For several decades the U.S. Department of Defense has been trying to build robotic military vehicles. Progress was slow and in 2004, the Department of Defense decided to try something different, and give enterprising civilian organizations a chance to show what they could do competing with defense contractors. Thus began the ongoing DARPA (Defense Advanced Research Projects Agency) Grand Challenge competitions. The goal was to develop safe and reliable systems that would allow supplies to be moved to the troops via vehicle convoys, without the need for lots of drivers. These competitions have led to vehicles reliable enough for troops use.
The last three Challenge competitions went underground and involved exploration and mapping of underground situations using walking robots as well as wheeled vehicles. This was all about robotic support for disaster situations where the first task is to determine what the situation is down there. The SubT (subterranean) competitions achieved a lot of progress in identifying problems with communication and mobility problems underground.
These competitions are open to anyone (commercial, academic or defense contractor) who has a vehicle capable of competing. The candidates pay their own expenses to develop entrants and get them to the Challenge site with a team of technicians/operators.
The first Grand Challenge competitions concentrated on determining who had made the most progress in developing hardware and software that enabled a robotic vehicle, moving completely under software control, with no human intervention. For the first competition the goal was to complete a 240-kilometer course. The first vehicle to complete the course would earn the winning team a million dollars and lots of good publicity for their capabilities. No one even came close, but the competitors were eager to modify their designs and try again. This led to a second Challenge, in 2005, which yielded several finishers, and the first one picked up the million-dollar prize for navigating a 212-kilometer cross country course in just under seven hours. All vehicles operated under software control, as true robots. The third Challenge was held in 2007, and had a two-million-dollar prize for the first vehicle to complete a 60-kilometer course through an urban environment in under six hours.
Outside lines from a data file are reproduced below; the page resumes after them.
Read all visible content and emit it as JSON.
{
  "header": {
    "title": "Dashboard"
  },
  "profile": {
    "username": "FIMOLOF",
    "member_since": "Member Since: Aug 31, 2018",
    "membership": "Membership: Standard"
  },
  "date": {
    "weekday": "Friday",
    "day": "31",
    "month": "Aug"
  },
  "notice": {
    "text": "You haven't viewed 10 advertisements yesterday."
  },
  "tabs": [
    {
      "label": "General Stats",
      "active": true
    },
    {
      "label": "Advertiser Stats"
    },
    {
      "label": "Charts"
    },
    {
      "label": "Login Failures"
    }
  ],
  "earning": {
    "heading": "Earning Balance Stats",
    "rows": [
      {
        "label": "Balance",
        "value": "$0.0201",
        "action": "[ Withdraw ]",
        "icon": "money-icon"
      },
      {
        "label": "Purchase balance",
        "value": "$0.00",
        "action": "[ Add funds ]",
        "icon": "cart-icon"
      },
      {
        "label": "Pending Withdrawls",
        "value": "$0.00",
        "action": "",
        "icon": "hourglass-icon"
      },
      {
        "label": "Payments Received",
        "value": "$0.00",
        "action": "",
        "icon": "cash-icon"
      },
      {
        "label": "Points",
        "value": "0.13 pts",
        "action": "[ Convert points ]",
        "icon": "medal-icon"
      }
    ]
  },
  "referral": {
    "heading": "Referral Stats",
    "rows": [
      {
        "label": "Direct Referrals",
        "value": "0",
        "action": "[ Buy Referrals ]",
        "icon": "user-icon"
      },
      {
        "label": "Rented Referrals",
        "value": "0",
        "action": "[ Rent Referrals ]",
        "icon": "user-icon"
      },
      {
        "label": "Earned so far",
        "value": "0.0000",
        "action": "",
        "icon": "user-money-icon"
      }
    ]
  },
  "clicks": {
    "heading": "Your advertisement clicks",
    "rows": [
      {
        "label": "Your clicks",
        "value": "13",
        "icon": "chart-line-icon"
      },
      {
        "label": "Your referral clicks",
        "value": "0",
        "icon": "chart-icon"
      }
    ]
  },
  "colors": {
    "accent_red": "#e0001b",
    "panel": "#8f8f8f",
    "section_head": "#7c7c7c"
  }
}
A recently abandoned air force base was used. The fourth Challenge, held in 2009 was even more successful.
While much progress has been made, the basic problem is, and always has been, that there are a lot more obstacles for a robotic land vehicle to deal with on its own. At sea, and in the air, it's a much different, and much simpler, situation. Over a century ago, naval torpedoes were built that could make sufficient adjustments, while underway, to reach their intended target. Guided missiles came along after World War II and achieved the same thing in the air.
The DARPA Challenge contests convinced developers of robotic vehicles that they have to give their creations a large amount of basic knowledge of obstacles, and how to deal with them, to consistently succeed. Until now, robotic vehicles depended on TV cameras linked to computers that could detect traversable paths, laser rangefinders and the like to "learn on the go." But for a robotic vehicle to succeed, it needs some basic knowledge of the world. There is sufficient cheap computing power available to provide that, and robotic vehicles make use of this approach. This is also creating the kind of "knowledgeable robots" that have for so long been popular in Science Fiction literature.
One of the goals of all this is a robotic "infantry mule" (a low-slung vehicle that brings supplies to infantry deep in a combat zone) with a speech recognition and voice synthesizer module so that, when the troops wondered aloud why the mule took so long to get the stuff to them, the vehicle could respond, "there was a lot of mud down the hill today and I had to go around it." Equipping a robotic vehicle with sensors that can detect water, mud, and the depth of both, is the sort of thing a successful "mule" will require to survive on a battlefield. Being able to respond to audible commands is another feature the troops have already requested for such a vehicle. The effort is not just to build a robotic vehicle, but a robot in the classic sense. That's how much computing power is required to enable a machine to go for a cross country trip over unfamiliar terrain, and succeed.
Based on the performance of Challenge vehicles, the army managed to obtain an on-road system that worked. But the cross-country model needed more work. Cross country navigation is just a more complex version of on road operations. The SubT competition provided useful tech for military and non-military disaster relief operations.
One of the earlier competitions involved a Stryker wheeled armored vehicle, successfully approaching a village (equipped with mannequins set up as pedestrians along the streets), doing a perimeter sweep at speeds of up to fifty kilometers (31 miles) an hour, then patrolled the streets, avoiding the pedestrians, and finally departed the area. The sensor systems used a combination of ladar (laser radar), digital cameras and heat sensors to provide the software with sufficient data to enable the onboard computers to identify and avoid obstacles. The key element here was the software, which, in turn, benefited from five years of competitive events that delivered software advances faster than expected.
Ultimately, the military wants systems that enable robotic trucks to safely move supplies over roads, or cross country, with only a few troops supervising a dozen or more robotic vehicles. This means you need fewer troops in the combat zone, and fewer troops will become casualties.
The DARPA Challenge events have been a bonanza in terms of advancing the state of the art for robotic vehicles. For less than $10 million in prize money and expenses, the Department of Defense has created new technology that would have otherwise cost more than $100 million, and taken a lot longer to perfect.